#### EXERCISE DESCRIPTION
Each line of the records below that holds "beach" should be returned.

Dataset rows describing interfaces
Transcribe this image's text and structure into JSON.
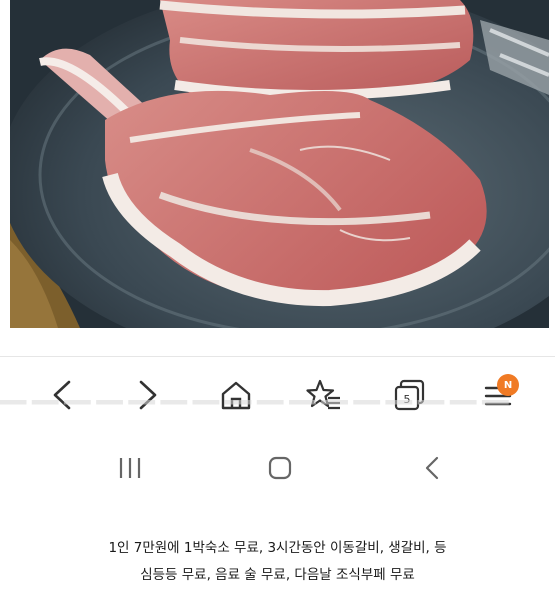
{
  "photo": {
    "subject": "raw pork chop cuts on a metal platter",
    "colors": {
      "meat": "#c76b6b",
      "fat": "#efe4de",
      "platter": "#33404a",
      "gold_trim": "#8a6a32"
    }
  },
  "toolbar": {
    "back_icon": "chevron-left-icon",
    "forward_icon": "chevron-right-icon",
    "home_icon": "home-icon",
    "bookmark_icon": "star-list-icon",
    "tabs_icon": "tabs-icon",
    "tabs_count": "5",
    "menu_icon": "menu-icon",
    "menu_badge": "N",
    "accent": "#f07a24"
  },
  "system_nav": {
    "recents_icon": "recents-icon",
    "home_icon": "circle-home-icon",
    "back_icon": "chevron-back-icon"
  },
  "caption": {
    "line1": "1인 7만원에 1박숙소 무료, 3시간동안 이동갈비, 생갈비, 등",
    "line2": "심등등 무료, 음료 술 무료, 다음날 조식부페 무료"
  }
}
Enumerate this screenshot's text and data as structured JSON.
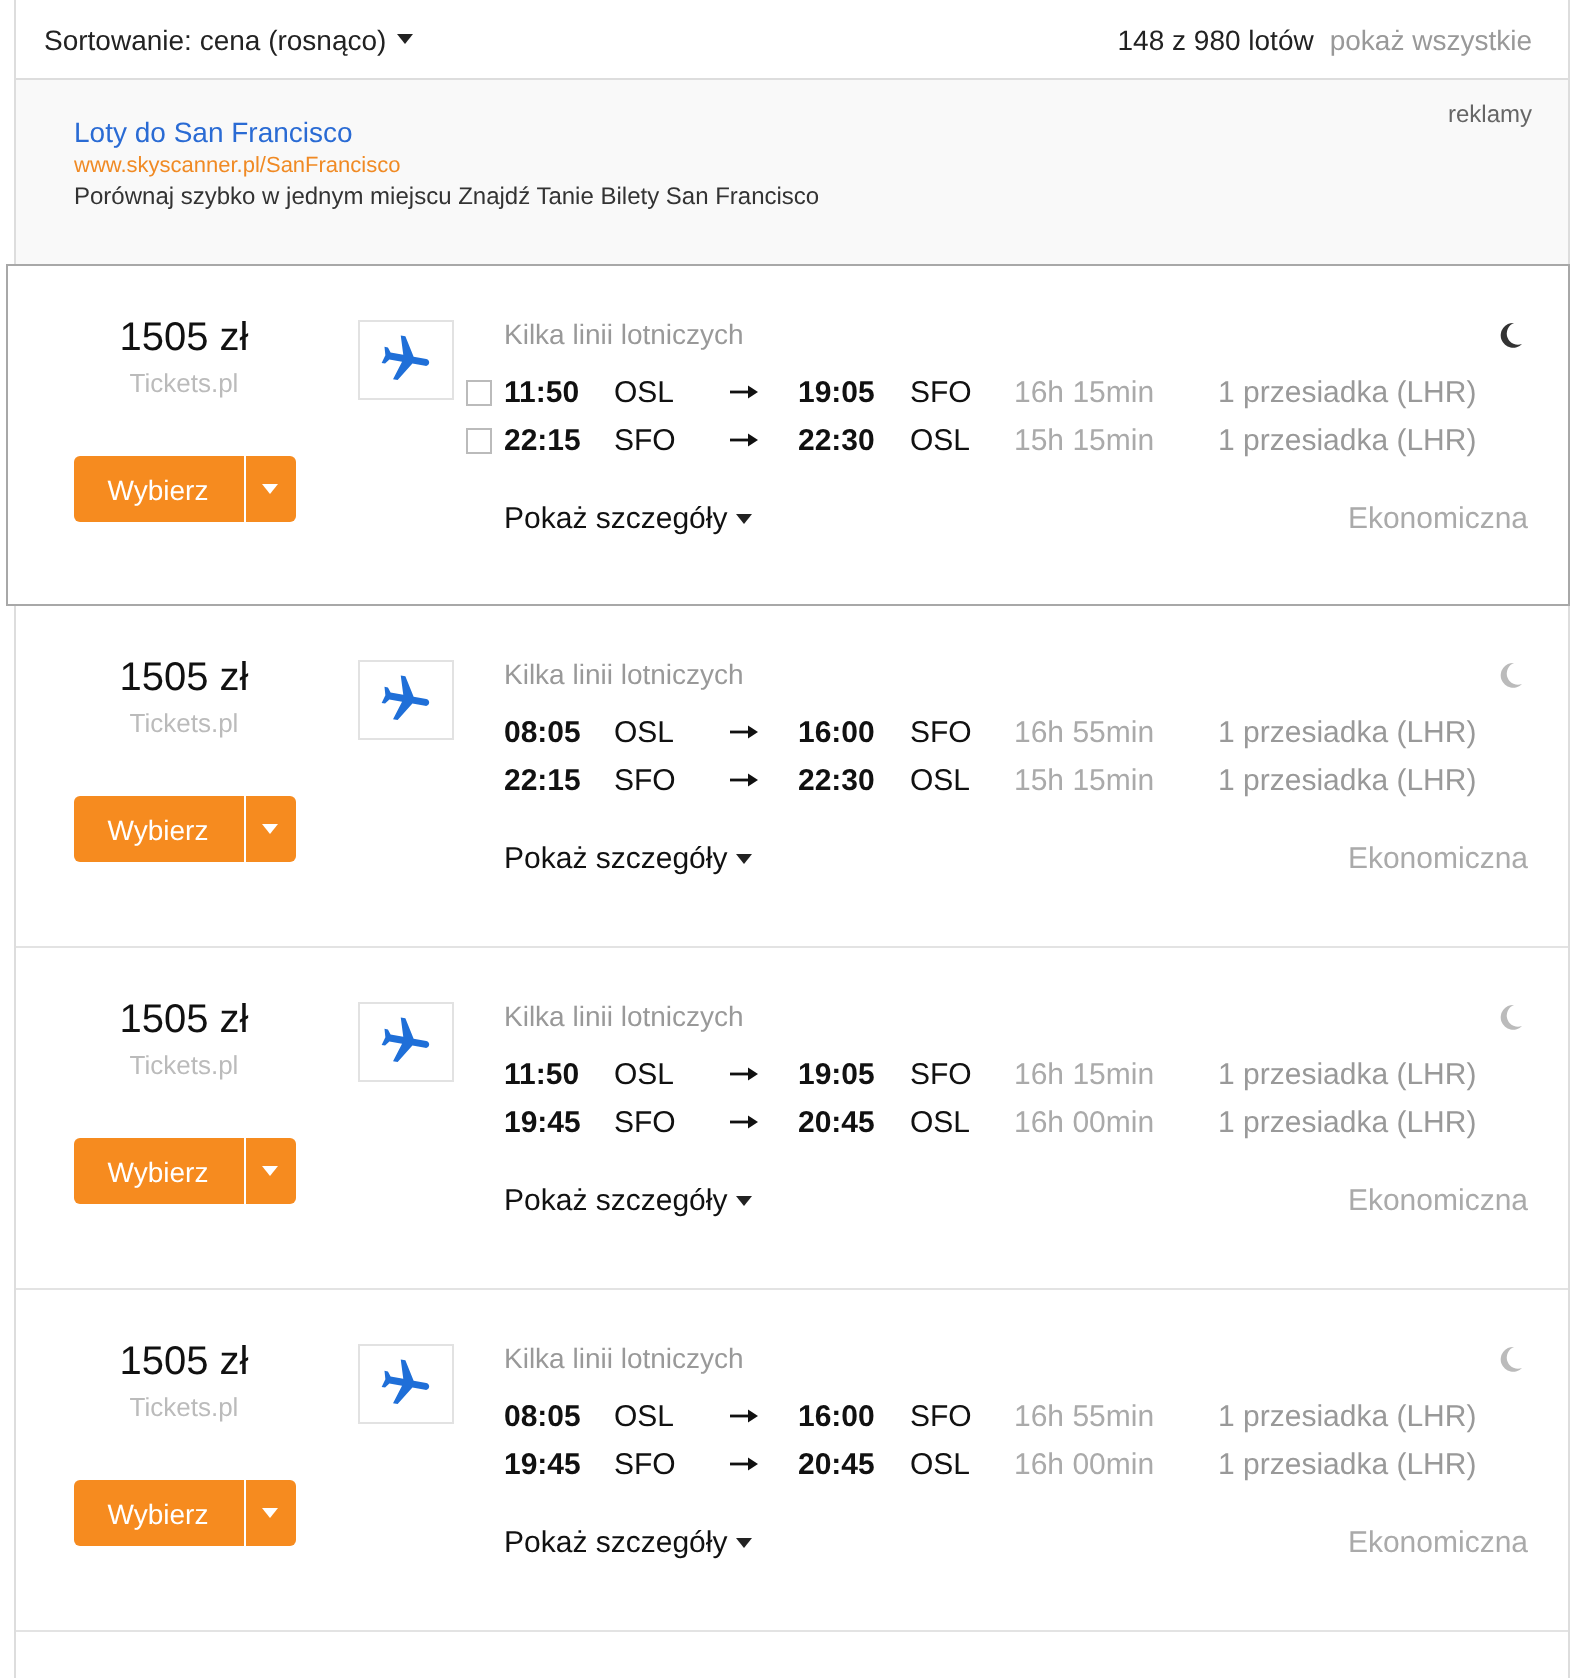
{
  "sort": {
    "label": "Sortowanie: cena (rosnąco)"
  },
  "results": {
    "count": "148 z 980 lotów",
    "show_all": "pokaż wszystkie"
  },
  "ad": {
    "title": "Loty do San Francisco",
    "url": "www.skyscanner.pl/SanFrancisco",
    "description": "Porównaj szybko w jednym miejscu Znajdź Tanie Bilety San Francisco",
    "label": "reklamy"
  },
  "flights": [
    {
      "highlighted": true,
      "price": "1505 zł",
      "provider": "Tickets.pl",
      "select_button": "Wybierz",
      "airline": "Kilka linii lotniczych",
      "legs": [
        {
          "checked": false,
          "depart_time": "11:50",
          "from": "OSL",
          "arrive_time": "19:05",
          "to": "SFO",
          "duration": "16h 15min",
          "stops": "1 przesiadka (LHR)"
        },
        {
          "checked": false,
          "depart_time": "22:15",
          "from": "SFO",
          "arrive_time": "22:30",
          "to": "OSL",
          "duration": "15h 15min",
          "stops": "1 przesiadka (LHR)"
        }
      ],
      "details_link": "Pokaż szczegóły",
      "cabin_class": "Ekonomiczna"
    },
    {
      "highlighted": false,
      "price": "1505 zł",
      "provider": "Tickets.pl",
      "select_button": "Wybierz",
      "airline": "Kilka linii lotniczych",
      "legs": [
        {
          "depart_time": "08:05",
          "from": "OSL",
          "arrive_time": "16:00",
          "to": "SFO",
          "duration": "16h 55min",
          "stops": "1 przesiadka (LHR)"
        },
        {
          "depart_time": "22:15",
          "from": "SFO",
          "arrive_time": "22:30",
          "to": "OSL",
          "duration": "15h 15min",
          "stops": "1 przesiadka (LHR)"
        }
      ],
      "details_link": "Pokaż szczegóły",
      "cabin_class": "Ekonomiczna"
    },
    {
      "highlighted": false,
      "price": "1505 zł",
      "provider": "Tickets.pl",
      "select_button": "Wybierz",
      "airline": "Kilka linii lotniczych",
      "legs": [
        {
          "depart_time": "11:50",
          "from": "OSL",
          "arrive_time": "19:05",
          "to": "SFO",
          "duration": "16h 15min",
          "stops": "1 przesiadka (LHR)"
        },
        {
          "depart_time": "19:45",
          "from": "SFO",
          "arrive_time": "20:45",
          "to": "OSL",
          "duration": "16h 00min",
          "stops": "1 przesiadka (LHR)"
        }
      ],
      "details_link": "Pokaż szczegóły",
      "cabin_class": "Ekonomiczna"
    },
    {
      "highlighted": false,
      "price": "1505 zł",
      "provider": "Tickets.pl",
      "select_button": "Wybierz",
      "airline": "Kilka linii lotniczych",
      "legs": [
        {
          "depart_time": "08:05",
          "from": "OSL",
          "arrive_time": "16:00",
          "to": "SFO",
          "duration": "16h 55min",
          "stops": "1 przesiadka (LHR)"
        },
        {
          "depart_time": "19:45",
          "from": "SFO",
          "arrive_time": "20:45",
          "to": "OSL",
          "duration": "16h 00min",
          "stops": "1 przesiadka (LHR)"
        }
      ],
      "details_link": "Pokaż szczegóły",
      "cabin_class": "Ekonomiczna"
    }
  ]
}
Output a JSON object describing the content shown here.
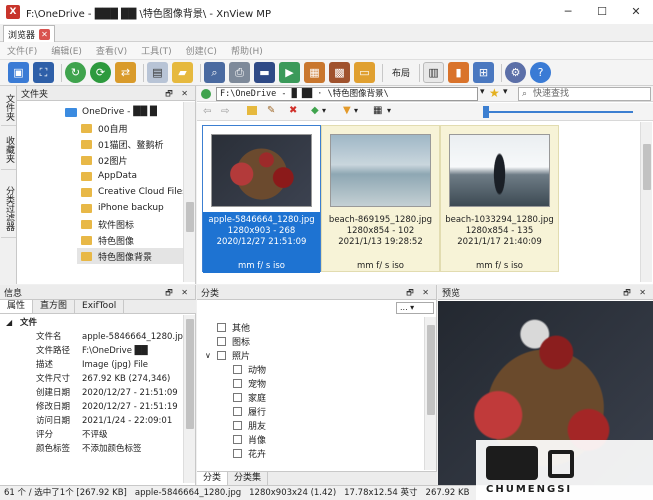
{
  "window": {
    "title": "F:\\OneDrive - ███  ██ \\特色图像背景\\ - XnView MP",
    "controls": [
      "─",
      "☐",
      "✕"
    ]
  },
  "tabs": [
    {
      "label": "浏览器"
    }
  ],
  "menu": [
    "文件(F)",
    "编辑(E)",
    "查看(V)",
    "工具(T)",
    "创建(C)",
    "帮助(H)"
  ],
  "toolbar": {
    "layout_label": "布局"
  },
  "side_tabs": [
    "文件夹",
    "收藏夹",
    "分类过滤器"
  ],
  "folders_panel": {
    "title": "文件夹",
    "items": [
      {
        "label": "OneDrive - ██ █",
        "type": "drive"
      },
      {
        "label": "00自用",
        "type": "folder"
      },
      {
        "label": "01猫团、鳌鹅析",
        "type": "folder"
      },
      {
        "label": "02图片",
        "type": "folder"
      },
      {
        "label": "AppData",
        "type": "folder"
      },
      {
        "label": "Creative Cloud Files",
        "type": "folder"
      },
      {
        "label": "iPhone backup",
        "type": "folder"
      },
      {
        "label": "软件图标",
        "type": "folder"
      },
      {
        "label": "特色图像",
        "type": "folder"
      },
      {
        "label": "特色图像背景",
        "type": "folder"
      }
    ]
  },
  "browser": {
    "address": "F:\\OneDrive - █  ██ ·  \\特色图像背景\\",
    "search_placeholder": "快速查找",
    "thumbnails": [
      {
        "name": "apple-5846664_1280.jpg",
        "dims": "1280x903 - 268",
        "date": "2020/12/27 21:51:09",
        "exif": "mm f/ s iso",
        "selected": true
      },
      {
        "name": "beach-869195_1280.jpg",
        "dims": "1280x854 - 102",
        "date": "2021/1/13 19:28:52",
        "exif": "mm f/ s iso",
        "selected": false
      },
      {
        "name": "beach-1033294_1280.jpg",
        "dims": "1280x854 - 135",
        "date": "2021/1/17 21:40:09",
        "exif": "mm f/ s iso",
        "selected": false
      }
    ]
  },
  "info_panel": {
    "title": "信息",
    "tabs": [
      "属性",
      "直方图",
      "ExifTool"
    ],
    "section": "文件",
    "rows": [
      {
        "key": "文件名",
        "value": "apple-5846664_1280.jpg"
      },
      {
        "key": "文件路径",
        "value": "F:\\OneDrive ██"
      },
      {
        "key": "描述",
        "value": "Image (jpg) File"
      },
      {
        "key": "文件尺寸",
        "value": "267.92 KB (274,346)"
      },
      {
        "key": "创建日期",
        "value": "2020/12/27 - 21:51:09"
      },
      {
        "key": "修改日期",
        "value": "2020/12/27 - 21:51:19"
      },
      {
        "key": "访问日期",
        "value": "2021/1/24 - 22:09:01"
      },
      {
        "key": "评分",
        "value": "不评级"
      },
      {
        "key": "颜色标签",
        "value": "不添加颜色标签"
      }
    ]
  },
  "category_panel": {
    "title": "分类",
    "dropdown": "...",
    "items": [
      {
        "label": "其他",
        "level": 0
      },
      {
        "label": "图标",
        "level": 0
      },
      {
        "label": "照片",
        "level": 0,
        "expanded": true
      },
      {
        "label": "动物",
        "level": 1
      },
      {
        "label": "宠物",
        "level": 1
      },
      {
        "label": "家庭",
        "level": 1
      },
      {
        "label": "履行",
        "level": 1
      },
      {
        "label": "朋友",
        "level": 1
      },
      {
        "label": "肖像",
        "level": 1
      },
      {
        "label": "花卉",
        "level": 1
      }
    ],
    "tabs": [
      "分类",
      "分类集"
    ]
  },
  "preview_panel": {
    "title": "预览"
  },
  "statusbar": {
    "count": "61 个 / 选中了1个 [267.92 KB]",
    "filename": "apple-5846664_1280.jpg",
    "dims": "1280x903x24 (1.42)",
    "size_in": "17.78x12.54 英寸",
    "filesize": "267.92 KB"
  },
  "watermark": {
    "text": "CHUMENGSI"
  },
  "colors": {
    "selection": "#1e73d2",
    "card_bg": "#f7f3d7",
    "accent": "#c8342b"
  }
}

#### TASK OUTPUT
        "name": "beach-869195_1280.jpg",
        "name": "beach-1033294_1280.jpg",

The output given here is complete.